Editor’s note: October is National Breast Cancer Awareness Month, and the Chicago Sun-Times invited breast cancer survivors to share their stories. We’ll share these first-person accounts throughout the month.
There have been times since my diagnosis of early stage breast cancer when I have met women who will not get mammograms for one reason or another. My response is always the same — a mammogram saved my life. That and the very astute nurse practitioner who ordered it.
I had thought I felt a lump, but she did not feel anything. Because I was close to the recommended age for getting a baseline mammogram, I went ahead and had my first one. There was no lump but there was something suspicious.
Twenty-six years ago this fall, at age 38, I was diagnosed with breast cancer that was detected in microcalcifications in an area about the size of a dime. The surgeon’s nurse said there were little specks within that dime-shaped area. To help me understand she said it looked like someone had sporadically dotted the surface with a ballpoint pen.
The initial biopsy included having a dark-blue dye injected in my breast in what was called a “localizing” mammogram. Looking at the original mammogram a doctor inserted a hollow needle at the site of the microcalcifications and then a mammogram was done to see if the needle was indeed close to the site. The first insertion did not pinpoint the exact location. The first needle was removed, another inserted and a second mammogram was done. This time the positioning of the hollow needle was correct and the dye was then injected at the site.
During ambulatory surgery, the surgeon excised all of the dyed tissue. That was the only way at the time to deal with something so microscopic.
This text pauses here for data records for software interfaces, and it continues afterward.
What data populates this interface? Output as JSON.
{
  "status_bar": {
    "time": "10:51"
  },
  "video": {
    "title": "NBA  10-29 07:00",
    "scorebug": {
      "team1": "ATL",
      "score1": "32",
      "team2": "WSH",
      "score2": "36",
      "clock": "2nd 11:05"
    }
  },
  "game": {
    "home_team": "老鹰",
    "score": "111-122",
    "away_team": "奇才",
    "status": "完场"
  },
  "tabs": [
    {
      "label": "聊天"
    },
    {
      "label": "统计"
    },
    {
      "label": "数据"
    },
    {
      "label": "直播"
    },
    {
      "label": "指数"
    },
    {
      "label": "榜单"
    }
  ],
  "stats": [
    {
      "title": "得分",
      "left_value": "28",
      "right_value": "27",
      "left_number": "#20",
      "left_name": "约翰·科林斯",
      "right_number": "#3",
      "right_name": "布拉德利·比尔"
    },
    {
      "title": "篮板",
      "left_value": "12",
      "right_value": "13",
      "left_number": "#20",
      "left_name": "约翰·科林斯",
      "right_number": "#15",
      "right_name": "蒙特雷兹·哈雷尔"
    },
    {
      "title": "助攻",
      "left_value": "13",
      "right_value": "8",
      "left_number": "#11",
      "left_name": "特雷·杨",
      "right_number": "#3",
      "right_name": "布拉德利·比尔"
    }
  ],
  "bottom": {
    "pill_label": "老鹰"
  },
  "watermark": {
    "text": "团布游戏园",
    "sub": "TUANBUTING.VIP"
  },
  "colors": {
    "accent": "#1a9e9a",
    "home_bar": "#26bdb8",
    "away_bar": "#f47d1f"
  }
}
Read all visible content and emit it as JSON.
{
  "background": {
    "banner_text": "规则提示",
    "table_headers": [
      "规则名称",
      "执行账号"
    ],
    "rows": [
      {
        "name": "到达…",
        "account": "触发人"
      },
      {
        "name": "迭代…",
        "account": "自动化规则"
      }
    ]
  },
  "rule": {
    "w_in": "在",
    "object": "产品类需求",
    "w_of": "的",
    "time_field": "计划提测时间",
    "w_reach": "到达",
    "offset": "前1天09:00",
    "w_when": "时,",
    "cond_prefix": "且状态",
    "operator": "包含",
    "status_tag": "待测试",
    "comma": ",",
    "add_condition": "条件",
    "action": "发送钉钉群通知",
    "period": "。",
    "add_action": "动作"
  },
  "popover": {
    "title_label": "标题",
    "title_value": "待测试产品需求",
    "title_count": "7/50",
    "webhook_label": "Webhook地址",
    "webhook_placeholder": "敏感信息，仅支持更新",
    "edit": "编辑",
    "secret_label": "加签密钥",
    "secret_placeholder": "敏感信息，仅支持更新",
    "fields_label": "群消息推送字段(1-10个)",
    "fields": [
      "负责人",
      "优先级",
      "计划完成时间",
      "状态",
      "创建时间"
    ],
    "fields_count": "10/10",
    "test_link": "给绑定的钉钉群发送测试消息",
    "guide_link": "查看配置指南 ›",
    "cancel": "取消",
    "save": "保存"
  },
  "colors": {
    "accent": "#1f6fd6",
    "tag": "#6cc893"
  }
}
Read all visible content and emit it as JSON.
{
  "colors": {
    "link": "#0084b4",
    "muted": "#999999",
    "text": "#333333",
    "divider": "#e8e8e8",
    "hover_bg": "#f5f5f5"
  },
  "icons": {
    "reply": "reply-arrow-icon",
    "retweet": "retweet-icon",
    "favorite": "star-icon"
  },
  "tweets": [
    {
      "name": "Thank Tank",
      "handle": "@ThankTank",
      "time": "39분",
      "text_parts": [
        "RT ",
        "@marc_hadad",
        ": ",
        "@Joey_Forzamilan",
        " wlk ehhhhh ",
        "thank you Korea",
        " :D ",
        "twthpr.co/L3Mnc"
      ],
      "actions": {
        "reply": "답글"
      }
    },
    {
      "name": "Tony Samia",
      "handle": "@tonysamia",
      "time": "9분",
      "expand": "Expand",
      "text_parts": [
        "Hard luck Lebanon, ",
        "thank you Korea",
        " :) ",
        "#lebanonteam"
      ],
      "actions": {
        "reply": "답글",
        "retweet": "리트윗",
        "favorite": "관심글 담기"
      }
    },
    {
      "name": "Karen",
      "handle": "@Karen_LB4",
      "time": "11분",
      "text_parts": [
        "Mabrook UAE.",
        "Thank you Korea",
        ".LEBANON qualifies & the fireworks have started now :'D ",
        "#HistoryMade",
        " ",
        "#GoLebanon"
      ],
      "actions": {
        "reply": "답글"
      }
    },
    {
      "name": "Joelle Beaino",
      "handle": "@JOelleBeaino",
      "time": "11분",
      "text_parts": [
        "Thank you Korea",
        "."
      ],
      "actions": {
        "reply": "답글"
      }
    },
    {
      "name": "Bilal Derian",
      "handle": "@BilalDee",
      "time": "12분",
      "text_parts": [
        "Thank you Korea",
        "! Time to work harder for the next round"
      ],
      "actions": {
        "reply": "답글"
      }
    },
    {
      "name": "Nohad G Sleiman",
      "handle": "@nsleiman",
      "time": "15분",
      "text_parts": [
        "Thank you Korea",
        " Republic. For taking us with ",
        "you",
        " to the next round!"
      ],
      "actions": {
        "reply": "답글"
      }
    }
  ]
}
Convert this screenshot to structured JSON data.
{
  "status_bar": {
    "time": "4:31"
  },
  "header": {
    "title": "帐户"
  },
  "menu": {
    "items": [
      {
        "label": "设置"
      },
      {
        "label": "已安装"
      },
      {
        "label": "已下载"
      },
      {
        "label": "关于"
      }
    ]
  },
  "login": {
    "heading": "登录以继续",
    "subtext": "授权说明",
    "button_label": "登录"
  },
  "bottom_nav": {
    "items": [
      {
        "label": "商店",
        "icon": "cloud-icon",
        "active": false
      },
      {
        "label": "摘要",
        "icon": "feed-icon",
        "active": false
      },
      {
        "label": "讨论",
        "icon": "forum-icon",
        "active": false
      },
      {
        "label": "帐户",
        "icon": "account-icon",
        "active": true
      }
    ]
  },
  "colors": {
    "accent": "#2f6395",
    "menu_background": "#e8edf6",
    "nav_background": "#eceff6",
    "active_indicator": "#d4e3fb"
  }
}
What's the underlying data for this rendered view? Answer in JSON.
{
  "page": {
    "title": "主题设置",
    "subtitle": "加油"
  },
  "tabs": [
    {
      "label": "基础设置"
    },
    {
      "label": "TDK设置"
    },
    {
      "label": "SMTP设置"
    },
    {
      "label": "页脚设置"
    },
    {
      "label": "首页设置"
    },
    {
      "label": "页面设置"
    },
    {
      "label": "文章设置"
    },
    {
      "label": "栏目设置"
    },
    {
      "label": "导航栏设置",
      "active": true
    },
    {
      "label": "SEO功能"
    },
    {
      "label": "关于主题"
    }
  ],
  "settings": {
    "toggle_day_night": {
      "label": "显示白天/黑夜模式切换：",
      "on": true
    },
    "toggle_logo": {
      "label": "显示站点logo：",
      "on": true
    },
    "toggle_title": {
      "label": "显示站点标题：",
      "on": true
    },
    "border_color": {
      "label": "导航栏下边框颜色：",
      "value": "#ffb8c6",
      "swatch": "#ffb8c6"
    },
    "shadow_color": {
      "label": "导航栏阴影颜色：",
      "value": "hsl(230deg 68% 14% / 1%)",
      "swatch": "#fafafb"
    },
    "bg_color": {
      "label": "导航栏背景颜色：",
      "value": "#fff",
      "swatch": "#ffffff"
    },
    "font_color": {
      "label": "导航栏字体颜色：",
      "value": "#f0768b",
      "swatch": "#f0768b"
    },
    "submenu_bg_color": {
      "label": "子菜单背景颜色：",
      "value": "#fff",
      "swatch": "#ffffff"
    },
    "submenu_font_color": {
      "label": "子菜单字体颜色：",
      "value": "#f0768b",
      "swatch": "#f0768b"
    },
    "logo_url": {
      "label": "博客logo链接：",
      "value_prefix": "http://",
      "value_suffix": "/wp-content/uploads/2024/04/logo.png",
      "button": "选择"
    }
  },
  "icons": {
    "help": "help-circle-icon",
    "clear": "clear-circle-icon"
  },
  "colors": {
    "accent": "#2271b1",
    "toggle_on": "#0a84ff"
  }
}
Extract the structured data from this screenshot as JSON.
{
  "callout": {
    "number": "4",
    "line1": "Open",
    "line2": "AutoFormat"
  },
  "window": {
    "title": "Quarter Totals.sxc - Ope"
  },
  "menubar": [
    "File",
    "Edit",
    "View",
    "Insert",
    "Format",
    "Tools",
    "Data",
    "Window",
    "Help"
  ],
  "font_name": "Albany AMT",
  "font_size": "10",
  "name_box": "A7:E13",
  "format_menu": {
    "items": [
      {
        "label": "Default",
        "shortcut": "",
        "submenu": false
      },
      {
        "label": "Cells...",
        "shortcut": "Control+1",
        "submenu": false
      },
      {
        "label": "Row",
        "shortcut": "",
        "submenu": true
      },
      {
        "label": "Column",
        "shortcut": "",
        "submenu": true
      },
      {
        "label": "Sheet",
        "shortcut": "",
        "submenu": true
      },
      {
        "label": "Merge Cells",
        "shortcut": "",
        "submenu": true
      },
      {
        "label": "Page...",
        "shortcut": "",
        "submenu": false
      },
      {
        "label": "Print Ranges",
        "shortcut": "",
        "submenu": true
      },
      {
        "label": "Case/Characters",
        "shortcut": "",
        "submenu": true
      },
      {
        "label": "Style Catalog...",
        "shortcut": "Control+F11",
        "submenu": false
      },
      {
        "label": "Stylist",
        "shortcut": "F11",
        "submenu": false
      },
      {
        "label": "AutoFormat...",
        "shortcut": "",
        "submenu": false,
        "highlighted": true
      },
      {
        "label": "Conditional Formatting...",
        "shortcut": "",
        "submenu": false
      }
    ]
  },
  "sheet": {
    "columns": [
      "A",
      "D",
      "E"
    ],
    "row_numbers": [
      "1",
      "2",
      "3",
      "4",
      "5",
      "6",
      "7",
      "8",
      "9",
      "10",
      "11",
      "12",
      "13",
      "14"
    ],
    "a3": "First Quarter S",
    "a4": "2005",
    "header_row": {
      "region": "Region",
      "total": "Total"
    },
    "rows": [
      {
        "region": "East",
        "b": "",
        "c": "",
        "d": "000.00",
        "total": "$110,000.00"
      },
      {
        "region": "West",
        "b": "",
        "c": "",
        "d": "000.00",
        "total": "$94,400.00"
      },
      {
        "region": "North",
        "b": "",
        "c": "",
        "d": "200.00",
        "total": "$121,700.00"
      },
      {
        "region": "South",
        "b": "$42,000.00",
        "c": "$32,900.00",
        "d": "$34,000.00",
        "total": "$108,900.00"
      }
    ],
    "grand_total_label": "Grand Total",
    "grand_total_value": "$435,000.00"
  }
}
It was my misfortune to be one of the 20 percent of women whose microcalcifications were malignant. At my post-surgery meeting, the surgeon told me that my microcalcifications would not have formed a palpable lump for three or four years.
In 1988 my treatment was fairly aggressive for such early stage breast cancer. I had a lumpectomy in my second surgery to “stage” the cancer — thankfully my lymph nodes were negative. Surgery was followed by 35 radiation treatments and six rounds of chemotherapy over a period of six months.
Since 1988 I have had more mammograms than I can count and my reaction, no matter how uncomfortable the procedure, is always the same — a mammogram saved my life.
Jo Ann Casey, Chicago